(RECORD EXTRACTS):
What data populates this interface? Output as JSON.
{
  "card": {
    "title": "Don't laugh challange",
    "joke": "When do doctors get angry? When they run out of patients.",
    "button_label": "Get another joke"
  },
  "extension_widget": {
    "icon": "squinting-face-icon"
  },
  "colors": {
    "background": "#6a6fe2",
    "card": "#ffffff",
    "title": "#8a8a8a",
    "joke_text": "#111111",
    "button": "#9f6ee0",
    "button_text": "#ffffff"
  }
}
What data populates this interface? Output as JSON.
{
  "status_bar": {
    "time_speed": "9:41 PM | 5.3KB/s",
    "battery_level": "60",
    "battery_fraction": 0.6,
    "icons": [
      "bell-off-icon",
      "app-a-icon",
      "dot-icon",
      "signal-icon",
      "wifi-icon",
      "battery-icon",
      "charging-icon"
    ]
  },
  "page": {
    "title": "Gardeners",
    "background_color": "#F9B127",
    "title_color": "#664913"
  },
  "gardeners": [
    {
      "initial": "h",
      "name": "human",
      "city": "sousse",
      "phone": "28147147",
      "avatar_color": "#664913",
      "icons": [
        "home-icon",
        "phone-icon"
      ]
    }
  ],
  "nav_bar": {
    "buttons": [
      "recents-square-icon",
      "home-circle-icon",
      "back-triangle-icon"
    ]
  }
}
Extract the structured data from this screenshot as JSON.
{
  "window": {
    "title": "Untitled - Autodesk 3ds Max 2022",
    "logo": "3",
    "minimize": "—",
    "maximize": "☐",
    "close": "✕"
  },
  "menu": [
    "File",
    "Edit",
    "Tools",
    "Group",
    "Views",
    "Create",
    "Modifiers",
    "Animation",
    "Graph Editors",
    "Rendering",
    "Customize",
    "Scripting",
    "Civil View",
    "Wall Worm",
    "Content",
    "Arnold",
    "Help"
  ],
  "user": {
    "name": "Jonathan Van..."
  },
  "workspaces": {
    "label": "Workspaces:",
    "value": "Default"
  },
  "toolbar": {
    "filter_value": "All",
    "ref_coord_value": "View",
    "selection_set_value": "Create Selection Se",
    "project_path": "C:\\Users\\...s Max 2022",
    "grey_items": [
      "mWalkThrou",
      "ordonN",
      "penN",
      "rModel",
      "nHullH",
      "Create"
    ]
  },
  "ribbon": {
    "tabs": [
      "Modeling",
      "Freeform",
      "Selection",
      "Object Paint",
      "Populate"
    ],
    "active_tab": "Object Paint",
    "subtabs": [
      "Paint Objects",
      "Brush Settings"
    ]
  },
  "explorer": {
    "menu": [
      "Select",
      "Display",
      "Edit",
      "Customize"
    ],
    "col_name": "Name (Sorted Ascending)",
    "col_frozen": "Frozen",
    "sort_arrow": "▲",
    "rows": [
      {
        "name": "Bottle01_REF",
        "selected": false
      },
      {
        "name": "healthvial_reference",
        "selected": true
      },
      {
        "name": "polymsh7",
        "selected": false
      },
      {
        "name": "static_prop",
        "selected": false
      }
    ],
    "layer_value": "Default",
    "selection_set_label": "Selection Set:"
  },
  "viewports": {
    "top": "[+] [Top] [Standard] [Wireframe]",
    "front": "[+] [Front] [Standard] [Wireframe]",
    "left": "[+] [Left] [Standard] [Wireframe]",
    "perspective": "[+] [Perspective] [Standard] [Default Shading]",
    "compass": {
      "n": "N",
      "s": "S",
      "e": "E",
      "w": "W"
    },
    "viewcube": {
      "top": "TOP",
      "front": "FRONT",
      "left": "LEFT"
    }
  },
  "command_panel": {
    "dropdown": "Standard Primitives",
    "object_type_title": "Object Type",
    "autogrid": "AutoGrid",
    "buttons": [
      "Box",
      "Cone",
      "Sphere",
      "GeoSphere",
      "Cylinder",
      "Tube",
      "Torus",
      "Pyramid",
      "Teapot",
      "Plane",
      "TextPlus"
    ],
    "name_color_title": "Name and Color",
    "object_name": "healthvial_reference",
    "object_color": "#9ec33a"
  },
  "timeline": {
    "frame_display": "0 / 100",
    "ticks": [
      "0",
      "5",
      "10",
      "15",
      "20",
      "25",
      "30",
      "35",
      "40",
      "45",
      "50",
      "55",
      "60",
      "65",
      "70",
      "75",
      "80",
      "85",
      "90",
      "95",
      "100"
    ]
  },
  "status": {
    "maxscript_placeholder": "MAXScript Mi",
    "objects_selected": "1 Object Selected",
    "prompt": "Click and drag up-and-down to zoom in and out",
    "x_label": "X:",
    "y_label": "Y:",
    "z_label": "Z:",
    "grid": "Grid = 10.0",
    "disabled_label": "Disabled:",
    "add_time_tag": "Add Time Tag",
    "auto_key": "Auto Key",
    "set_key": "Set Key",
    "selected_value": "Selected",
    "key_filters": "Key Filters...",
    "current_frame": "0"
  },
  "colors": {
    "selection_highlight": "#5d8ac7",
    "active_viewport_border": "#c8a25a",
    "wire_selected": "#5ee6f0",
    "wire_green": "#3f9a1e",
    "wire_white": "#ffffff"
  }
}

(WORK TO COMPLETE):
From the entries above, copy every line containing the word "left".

(EXERCISE RESULT):
    "left": "[+] [Left] [Standard] [Wireframe]",
      "left": "LEFT"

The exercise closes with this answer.